The darkest days of winter are here. Happy lights might help.

Treatments for seasonal affective disorder, or SAD, are a lot like treatments for other types of depression, according to Lisa Lindquist, chair of psychiatry at Providence Alaska Medical Center, with one notable exception: light therapy.

Using a light box every morning can help with SAD symptoms. Light therapy has even been shown to prevent the onset of SAD for some people who have experienced it in the past, Lindquist said.

The internet is replete with options to buy lights marketing themselves as treatment for SAD. But Lindquist cautioned that there are a few things buyers should look for when purchasing a light.

First, the light’s lux —meaning the intensity of the light — must measure at 10,000 lux when it is 14 to 30 inches from a user’s eyes. Also, the light should filter out UV rays, which can be harmful.

Joe Vergnetti, pharmacy technician at Lake Otis Medical Supply in Anchorage, said he sells about 50 light boxes a year. People start to ask about the boxes in the fall, he said, and the store sells them throughout the winter.

The store’s most popular model is a rectangular light box that can sit on desks or tables.

"People are just in the doldrums,” Vergnetti said.


Related: Feeling SAD? Seasonal affective disorder rears its yearly head in Alaska.]
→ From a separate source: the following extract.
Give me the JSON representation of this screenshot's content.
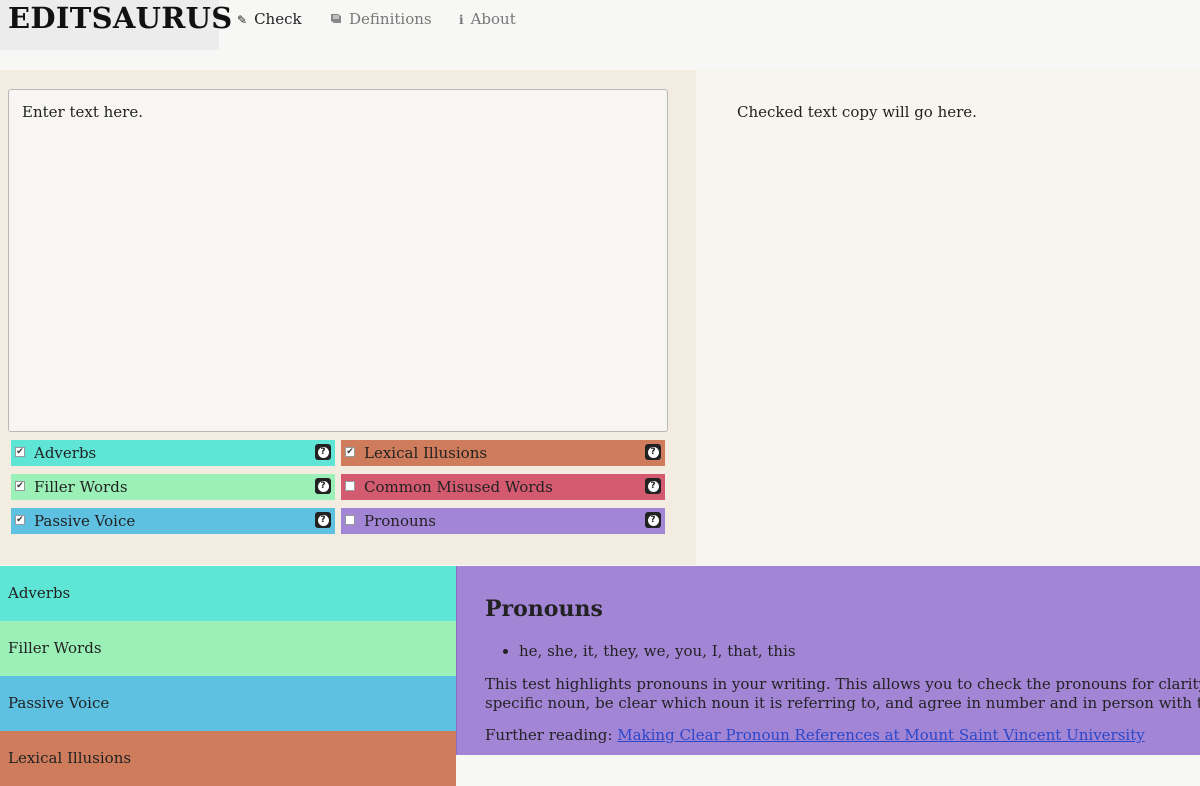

Lindquist tells her patients to switch on their light as soon as they wake up and keep it on for about 20 minutes. From there, over time, it’s possible to work up to an hour per day.

Jennifer Thorsteinson of Juneau said she had used a light therapy box before but lost it during a move. She drove around Juneau, stopping at Costco, Fred Meyer, Home Depot and a few pharmacies looking for a light box, but to no avail. She couldn’t find a lamp anywhere and instead ordered one on Amazon.

Thorsteinson said she props the light up on her desk at work in the morning. It’s about the size of a standard iPad and emits 10,000 lux. She takes it home on the weekends and uses it while she’s doing the dishes or making coffee.

If you or someone you know is experiencing thoughts of suicide, call the National Suicide Lifeline at 1-800-273-8255, or the Alaska Care Line AT 1-877-266-4357.

Morgan Krakow

Morgan Krakow covers education and general assignments for the Anchorage Daily News. Before joining the ADN, she interned for The Washington Post. Contact her at